[Records from a collection]

:::

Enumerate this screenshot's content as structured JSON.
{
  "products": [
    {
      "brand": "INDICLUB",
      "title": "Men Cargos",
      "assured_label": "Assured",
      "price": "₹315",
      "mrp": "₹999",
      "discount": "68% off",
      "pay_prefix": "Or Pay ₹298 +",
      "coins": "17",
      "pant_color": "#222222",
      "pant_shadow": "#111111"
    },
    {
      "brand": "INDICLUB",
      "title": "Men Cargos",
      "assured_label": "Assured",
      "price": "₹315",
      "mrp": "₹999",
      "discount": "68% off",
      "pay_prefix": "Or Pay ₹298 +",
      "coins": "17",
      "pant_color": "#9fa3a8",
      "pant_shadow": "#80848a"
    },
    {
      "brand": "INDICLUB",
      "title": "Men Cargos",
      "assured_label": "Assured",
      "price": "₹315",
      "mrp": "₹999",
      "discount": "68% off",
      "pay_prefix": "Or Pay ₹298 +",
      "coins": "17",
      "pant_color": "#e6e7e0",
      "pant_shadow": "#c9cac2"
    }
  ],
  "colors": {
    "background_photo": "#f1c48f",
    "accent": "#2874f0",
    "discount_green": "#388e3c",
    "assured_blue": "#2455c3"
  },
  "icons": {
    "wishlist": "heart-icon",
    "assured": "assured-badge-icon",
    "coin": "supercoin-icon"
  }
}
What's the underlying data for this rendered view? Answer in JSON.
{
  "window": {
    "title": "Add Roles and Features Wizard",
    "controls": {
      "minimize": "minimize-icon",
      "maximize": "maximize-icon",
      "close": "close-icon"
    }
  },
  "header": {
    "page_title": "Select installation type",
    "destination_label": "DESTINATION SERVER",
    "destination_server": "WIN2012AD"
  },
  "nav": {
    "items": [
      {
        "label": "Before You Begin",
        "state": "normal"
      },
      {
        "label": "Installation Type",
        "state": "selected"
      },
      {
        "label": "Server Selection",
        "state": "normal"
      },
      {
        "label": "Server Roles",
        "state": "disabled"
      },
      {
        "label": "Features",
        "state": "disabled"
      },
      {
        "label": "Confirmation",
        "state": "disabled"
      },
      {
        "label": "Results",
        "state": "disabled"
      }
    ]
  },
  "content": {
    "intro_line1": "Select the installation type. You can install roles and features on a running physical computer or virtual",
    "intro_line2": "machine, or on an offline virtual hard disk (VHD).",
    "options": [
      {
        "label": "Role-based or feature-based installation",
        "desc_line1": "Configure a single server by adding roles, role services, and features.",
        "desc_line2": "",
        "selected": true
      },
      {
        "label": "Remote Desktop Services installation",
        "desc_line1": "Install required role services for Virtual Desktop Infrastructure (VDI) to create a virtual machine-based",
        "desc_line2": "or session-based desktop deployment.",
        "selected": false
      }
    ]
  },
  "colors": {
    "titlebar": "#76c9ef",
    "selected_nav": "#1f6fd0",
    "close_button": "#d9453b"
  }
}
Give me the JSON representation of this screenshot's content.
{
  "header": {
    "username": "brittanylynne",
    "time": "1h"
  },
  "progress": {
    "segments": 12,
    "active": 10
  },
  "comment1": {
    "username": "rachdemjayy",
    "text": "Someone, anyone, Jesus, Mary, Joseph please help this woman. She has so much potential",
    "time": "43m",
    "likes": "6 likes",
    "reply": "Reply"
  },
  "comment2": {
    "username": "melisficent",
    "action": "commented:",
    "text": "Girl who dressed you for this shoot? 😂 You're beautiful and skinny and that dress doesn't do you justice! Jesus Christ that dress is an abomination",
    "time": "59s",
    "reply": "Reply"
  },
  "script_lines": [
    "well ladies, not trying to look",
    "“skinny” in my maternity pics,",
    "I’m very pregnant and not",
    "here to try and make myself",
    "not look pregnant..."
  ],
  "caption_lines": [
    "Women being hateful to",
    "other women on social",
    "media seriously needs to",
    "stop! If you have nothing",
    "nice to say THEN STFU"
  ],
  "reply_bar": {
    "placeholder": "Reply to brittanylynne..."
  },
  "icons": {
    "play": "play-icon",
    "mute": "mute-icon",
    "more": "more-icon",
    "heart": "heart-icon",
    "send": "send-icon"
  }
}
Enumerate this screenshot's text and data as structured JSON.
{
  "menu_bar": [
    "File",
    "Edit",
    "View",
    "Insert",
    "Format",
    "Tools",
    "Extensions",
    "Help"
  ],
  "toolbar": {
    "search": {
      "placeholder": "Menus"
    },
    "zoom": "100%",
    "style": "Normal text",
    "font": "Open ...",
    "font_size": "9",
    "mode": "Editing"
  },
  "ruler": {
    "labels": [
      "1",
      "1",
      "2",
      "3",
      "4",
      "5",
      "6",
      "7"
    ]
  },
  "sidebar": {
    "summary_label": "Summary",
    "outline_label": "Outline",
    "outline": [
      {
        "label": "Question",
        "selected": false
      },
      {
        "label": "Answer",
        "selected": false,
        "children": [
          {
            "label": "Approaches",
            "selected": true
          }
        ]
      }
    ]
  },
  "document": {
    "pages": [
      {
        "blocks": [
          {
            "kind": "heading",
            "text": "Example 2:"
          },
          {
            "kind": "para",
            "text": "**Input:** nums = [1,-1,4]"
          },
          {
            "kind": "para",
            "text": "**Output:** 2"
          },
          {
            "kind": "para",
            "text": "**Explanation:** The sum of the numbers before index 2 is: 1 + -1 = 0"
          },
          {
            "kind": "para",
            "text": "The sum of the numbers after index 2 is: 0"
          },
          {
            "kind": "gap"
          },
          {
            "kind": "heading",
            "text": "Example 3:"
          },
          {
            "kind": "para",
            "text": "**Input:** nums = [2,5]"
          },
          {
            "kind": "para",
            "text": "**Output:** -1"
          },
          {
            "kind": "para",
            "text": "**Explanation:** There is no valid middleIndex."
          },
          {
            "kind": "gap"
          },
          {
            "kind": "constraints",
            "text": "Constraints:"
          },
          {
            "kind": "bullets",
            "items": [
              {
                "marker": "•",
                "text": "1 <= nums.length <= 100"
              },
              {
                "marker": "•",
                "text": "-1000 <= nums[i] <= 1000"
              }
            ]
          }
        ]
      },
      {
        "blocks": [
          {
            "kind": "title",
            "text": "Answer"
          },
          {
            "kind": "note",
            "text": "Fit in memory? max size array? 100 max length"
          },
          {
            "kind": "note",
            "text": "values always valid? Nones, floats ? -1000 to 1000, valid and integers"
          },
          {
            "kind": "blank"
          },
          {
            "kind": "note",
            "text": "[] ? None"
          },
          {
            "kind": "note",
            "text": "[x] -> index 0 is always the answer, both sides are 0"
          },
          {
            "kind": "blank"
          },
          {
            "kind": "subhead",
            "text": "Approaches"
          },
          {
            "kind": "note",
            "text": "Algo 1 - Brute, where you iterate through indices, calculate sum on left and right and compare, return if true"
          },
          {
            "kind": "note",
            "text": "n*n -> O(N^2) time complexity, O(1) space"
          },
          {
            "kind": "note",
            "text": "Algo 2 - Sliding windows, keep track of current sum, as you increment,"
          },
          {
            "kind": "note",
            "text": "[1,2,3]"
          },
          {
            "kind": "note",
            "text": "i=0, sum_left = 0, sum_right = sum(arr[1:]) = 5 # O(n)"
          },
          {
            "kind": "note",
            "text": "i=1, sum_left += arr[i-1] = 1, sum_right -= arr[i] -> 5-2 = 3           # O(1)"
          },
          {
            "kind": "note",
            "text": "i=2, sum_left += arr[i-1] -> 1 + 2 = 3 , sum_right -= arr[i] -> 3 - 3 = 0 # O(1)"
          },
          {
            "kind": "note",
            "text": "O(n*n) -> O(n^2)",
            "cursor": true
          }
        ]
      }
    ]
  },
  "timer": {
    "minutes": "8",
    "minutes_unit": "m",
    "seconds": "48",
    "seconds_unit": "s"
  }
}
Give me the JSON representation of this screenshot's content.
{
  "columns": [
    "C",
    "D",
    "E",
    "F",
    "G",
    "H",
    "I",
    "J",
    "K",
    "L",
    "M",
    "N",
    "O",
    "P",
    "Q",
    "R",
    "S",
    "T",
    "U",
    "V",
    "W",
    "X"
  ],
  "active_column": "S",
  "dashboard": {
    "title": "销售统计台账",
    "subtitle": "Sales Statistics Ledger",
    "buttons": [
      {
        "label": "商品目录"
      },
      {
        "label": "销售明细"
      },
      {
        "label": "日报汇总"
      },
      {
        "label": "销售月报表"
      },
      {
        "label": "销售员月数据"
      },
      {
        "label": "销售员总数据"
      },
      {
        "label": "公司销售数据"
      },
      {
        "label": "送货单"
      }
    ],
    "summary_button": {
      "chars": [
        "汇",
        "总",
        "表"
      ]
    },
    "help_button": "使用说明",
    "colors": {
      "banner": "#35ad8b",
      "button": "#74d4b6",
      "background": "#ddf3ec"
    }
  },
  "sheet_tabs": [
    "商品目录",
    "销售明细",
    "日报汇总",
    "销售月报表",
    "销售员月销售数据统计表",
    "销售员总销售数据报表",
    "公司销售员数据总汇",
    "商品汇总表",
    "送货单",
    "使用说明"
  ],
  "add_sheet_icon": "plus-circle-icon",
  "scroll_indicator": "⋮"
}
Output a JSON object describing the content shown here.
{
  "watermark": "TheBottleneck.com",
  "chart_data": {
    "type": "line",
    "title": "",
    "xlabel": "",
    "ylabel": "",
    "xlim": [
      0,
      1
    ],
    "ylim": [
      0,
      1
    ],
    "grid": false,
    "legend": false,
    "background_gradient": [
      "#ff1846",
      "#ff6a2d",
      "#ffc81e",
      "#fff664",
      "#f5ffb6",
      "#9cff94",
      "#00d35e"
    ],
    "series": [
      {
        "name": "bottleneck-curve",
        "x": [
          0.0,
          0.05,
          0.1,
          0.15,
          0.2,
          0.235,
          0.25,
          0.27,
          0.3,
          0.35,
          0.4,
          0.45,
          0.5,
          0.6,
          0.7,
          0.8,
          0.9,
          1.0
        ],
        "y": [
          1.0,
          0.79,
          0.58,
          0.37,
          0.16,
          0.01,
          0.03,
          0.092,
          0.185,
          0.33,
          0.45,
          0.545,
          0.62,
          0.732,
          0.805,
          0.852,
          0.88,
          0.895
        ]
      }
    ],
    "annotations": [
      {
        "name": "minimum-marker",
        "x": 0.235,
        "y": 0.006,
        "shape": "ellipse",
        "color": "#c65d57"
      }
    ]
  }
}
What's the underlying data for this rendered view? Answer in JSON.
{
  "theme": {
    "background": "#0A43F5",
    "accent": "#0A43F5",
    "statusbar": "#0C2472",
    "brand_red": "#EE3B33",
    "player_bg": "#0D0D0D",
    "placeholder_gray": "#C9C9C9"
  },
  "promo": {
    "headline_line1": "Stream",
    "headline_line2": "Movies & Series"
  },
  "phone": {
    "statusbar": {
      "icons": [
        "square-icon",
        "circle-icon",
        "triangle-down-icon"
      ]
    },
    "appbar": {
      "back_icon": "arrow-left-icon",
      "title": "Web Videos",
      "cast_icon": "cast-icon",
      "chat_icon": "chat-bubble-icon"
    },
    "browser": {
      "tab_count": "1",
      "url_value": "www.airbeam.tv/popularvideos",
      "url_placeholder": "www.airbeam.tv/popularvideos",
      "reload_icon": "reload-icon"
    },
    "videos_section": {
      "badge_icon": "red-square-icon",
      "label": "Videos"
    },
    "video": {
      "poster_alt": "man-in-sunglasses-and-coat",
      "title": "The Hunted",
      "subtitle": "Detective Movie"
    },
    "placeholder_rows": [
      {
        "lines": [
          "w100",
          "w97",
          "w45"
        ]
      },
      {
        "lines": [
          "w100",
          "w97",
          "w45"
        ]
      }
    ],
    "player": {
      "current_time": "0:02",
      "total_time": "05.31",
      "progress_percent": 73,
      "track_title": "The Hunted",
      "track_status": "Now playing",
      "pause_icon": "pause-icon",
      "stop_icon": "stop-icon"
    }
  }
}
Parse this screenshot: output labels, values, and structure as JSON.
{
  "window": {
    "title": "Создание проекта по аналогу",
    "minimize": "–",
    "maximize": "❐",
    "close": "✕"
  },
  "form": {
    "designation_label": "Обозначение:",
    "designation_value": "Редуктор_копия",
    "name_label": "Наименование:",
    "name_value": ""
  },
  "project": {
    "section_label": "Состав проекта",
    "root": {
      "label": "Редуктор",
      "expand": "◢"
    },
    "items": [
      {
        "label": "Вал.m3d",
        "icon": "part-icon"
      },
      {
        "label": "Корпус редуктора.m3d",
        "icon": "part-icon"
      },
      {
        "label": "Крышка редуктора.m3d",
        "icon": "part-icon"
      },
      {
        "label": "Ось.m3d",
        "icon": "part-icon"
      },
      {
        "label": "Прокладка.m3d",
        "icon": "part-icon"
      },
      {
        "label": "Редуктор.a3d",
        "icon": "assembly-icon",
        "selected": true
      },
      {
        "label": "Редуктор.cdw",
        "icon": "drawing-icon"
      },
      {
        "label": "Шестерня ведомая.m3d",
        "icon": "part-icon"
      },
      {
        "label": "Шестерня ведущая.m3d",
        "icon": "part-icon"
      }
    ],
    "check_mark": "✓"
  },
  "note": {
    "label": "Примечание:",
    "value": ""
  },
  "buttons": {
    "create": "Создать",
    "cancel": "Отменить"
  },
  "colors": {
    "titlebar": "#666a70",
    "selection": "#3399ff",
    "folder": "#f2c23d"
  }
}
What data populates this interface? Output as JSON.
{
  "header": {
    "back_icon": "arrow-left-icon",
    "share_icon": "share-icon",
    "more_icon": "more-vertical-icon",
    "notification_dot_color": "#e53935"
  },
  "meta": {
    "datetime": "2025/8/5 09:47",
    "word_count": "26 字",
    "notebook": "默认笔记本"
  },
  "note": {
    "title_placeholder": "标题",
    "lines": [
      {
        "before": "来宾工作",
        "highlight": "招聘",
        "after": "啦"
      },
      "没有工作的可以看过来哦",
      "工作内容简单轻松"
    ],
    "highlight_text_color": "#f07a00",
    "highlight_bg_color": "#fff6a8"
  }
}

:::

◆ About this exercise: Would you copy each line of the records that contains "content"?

◆ Answer box:
Enumerate this screenshot's content as structured JSON.
  "content": {
Give me the JSON representation of this screenshot's content.
Give me the JSON representation of this screenshot's content.
Output a JSON object describing the content shown here.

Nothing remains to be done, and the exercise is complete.